The study found that people living in some of the worst-hit counties had different financial outcomes depending on their race. In counties that incurred more than $10 billion in damages, whites saw average wealth increases of $126,000. Meanwhile, black, Asian or Latinx communities in the worst-hit areas saw overall decreases in wealth. Among these worst-hit counties — again, areas that suffered more than $10 billion in damages — people living in traditionally black neighborhoods lost $27,000 in wealth on average, while Latinx communities lost $29,000 and Asian communities $10,000.

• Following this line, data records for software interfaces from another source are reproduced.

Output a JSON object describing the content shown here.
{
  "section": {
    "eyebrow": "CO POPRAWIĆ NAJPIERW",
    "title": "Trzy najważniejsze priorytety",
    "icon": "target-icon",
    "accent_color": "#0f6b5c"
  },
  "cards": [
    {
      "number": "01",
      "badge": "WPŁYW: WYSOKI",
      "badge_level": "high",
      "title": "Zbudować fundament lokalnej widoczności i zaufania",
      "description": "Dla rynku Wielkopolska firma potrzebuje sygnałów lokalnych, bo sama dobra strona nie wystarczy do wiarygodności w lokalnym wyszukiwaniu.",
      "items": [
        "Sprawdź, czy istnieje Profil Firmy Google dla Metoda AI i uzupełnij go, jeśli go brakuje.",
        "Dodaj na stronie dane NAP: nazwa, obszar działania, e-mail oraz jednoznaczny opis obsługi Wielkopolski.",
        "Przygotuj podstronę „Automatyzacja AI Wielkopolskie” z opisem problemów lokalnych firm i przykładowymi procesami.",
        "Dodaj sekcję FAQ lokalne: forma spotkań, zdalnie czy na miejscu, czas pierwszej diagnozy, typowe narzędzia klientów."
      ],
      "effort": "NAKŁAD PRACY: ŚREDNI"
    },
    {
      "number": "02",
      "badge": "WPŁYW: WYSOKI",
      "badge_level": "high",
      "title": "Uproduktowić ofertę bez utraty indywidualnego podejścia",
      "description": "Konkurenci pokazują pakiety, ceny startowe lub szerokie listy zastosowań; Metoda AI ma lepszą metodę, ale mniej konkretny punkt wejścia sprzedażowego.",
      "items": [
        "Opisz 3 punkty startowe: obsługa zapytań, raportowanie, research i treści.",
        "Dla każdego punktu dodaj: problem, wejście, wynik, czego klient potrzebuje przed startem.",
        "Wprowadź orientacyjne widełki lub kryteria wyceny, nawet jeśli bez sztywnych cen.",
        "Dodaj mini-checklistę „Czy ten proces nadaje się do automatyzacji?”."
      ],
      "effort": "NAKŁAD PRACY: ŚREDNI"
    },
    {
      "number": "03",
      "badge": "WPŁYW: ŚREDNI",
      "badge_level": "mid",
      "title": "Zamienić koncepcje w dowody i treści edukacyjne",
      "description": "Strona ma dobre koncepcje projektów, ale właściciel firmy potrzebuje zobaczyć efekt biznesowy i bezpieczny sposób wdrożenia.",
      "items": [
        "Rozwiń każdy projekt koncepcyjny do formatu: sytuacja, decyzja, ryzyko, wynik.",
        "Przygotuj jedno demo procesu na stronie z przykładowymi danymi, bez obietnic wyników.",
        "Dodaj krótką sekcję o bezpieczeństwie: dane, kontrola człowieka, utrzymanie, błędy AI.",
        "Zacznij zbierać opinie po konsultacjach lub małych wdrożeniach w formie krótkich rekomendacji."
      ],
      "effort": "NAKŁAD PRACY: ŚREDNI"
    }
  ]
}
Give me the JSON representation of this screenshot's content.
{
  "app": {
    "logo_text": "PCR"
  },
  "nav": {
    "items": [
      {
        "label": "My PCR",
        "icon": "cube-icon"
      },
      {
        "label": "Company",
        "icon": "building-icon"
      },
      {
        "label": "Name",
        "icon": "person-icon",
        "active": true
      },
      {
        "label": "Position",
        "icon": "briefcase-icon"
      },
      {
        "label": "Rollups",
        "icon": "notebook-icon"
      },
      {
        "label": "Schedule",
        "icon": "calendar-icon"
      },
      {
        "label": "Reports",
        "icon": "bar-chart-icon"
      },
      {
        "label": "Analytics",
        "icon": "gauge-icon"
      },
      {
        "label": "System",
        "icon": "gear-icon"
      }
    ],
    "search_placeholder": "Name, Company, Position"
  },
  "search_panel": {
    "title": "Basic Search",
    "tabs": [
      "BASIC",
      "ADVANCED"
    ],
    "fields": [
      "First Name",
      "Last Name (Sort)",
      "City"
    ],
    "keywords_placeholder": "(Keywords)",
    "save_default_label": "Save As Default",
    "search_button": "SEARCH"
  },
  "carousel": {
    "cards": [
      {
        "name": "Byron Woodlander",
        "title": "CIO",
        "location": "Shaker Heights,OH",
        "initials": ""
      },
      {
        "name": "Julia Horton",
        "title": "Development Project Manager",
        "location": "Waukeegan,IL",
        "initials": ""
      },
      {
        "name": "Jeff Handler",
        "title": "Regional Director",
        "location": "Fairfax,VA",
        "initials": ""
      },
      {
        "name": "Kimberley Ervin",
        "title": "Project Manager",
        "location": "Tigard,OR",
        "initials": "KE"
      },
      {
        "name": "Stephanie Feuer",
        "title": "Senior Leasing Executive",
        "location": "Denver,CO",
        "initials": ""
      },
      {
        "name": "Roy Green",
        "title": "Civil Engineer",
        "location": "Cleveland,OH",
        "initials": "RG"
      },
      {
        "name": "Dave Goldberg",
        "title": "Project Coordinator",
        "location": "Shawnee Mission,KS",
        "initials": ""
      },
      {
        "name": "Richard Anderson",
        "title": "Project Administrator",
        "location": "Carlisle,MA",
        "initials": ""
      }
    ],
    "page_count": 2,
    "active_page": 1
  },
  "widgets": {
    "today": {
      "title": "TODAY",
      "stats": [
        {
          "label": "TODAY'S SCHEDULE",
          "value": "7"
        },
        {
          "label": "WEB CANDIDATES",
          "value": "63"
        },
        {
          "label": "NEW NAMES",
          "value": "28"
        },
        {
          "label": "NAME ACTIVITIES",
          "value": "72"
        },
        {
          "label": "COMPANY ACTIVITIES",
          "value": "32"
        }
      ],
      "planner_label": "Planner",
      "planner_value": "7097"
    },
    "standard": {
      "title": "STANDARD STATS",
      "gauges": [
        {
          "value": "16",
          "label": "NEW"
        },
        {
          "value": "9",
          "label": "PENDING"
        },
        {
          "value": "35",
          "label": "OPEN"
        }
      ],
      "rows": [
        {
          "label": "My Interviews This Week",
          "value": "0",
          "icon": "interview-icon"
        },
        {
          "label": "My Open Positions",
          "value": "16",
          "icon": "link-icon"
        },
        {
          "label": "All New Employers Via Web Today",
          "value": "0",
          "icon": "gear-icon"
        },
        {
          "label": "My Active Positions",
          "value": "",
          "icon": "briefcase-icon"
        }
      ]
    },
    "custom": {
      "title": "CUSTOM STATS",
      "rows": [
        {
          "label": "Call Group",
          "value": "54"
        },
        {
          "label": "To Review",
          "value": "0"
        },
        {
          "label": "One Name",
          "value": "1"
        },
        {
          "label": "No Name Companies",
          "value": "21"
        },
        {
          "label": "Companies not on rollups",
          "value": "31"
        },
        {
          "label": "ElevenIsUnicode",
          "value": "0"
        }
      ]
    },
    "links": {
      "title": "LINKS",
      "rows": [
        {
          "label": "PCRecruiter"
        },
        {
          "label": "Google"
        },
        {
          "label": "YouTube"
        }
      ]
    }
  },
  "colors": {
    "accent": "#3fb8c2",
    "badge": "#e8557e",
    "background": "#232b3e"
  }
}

“Put another way, whites accumulate more wealth after natural disasters while residents of color accumulate less,” Jim Elliott, one of the study’s authors and a professor of sociology at Rice University, said in a press release. “What this means is wealth inequality is increasing in counties that are hit by more disasters.”

A woman’s destroyed home in Aibonito, Puerto Rico, remains in shambles Oct. 11, 2017, three weeks after Hurricane Maria made landfall on the island.
A woman’s destroyed home in Aibonito, Puerto Rico, remains in shambles Oct. 11, 2017, three weeks after Hurricane Maria made landfall on the island. Mario Tama/Getty Images

It’s a depressing discovery, but it’s not the only way natural disasters widen the wealth gap between white people and people of color. The study also found that counties receiving the highest amounts of FEMA aid were more likely to suffer a greater wealth gap between races beyond the impact of the natural disaster itself.

Here’s what that means: Black communities living in counties that received the most FEMA aid — $900 million from 1999 to 2013 — actually accumulated $82,000 less wealth on average than did black people living in counties that received only $1,000 in FEMA aid. The story is similar for Latinx and Asian individuals. It does sound a little counterintuitive — one would expect people living in areas receiving the most FEMA aid to also accumulate the most wealth from disaster recovery. However, that’s not the case.

A flag flies at half-staff Aug. 12 in Redding, California, amid the rubble of homes burned in the Carr Fire.
A flag flies at half-staff Aug. 12 in Redding, California, amid the rubble of homes burned in the Carr Fire. John Locher/AP

The truth is, researchers don’t know why this phenomenon exists. However, “based on previous work on disasters such as hurricanes Katrina and Harvey, we know FEMA aid is not equitably distributed across communities,” Junia Howell, one of the study’s authors and an assistant professor of sociology at the University of Pittsburg, said in a press release. This means, for instance, that some residents living in a community with high amounts of FEMA aid will have a better chance at rebuilding heir homes and recovering lost property value. Sadly, others will lose out.

“When certain areas receive more redevelopment aid and those neighborhoods also are primarily white, racial inequality is going to be amplified,” Howell said.

The conclusion is clear: Natural disasters only make income inequality worse for people of color. But knowing this also means we have an opportunity to counter this sad reality in future disaster recovery missions.

“The good news is that if we develop more equitable approaches to disaster recovery, we can not only better tackle that problem but also help build a more just and resilient society,” Howell and Elliott said.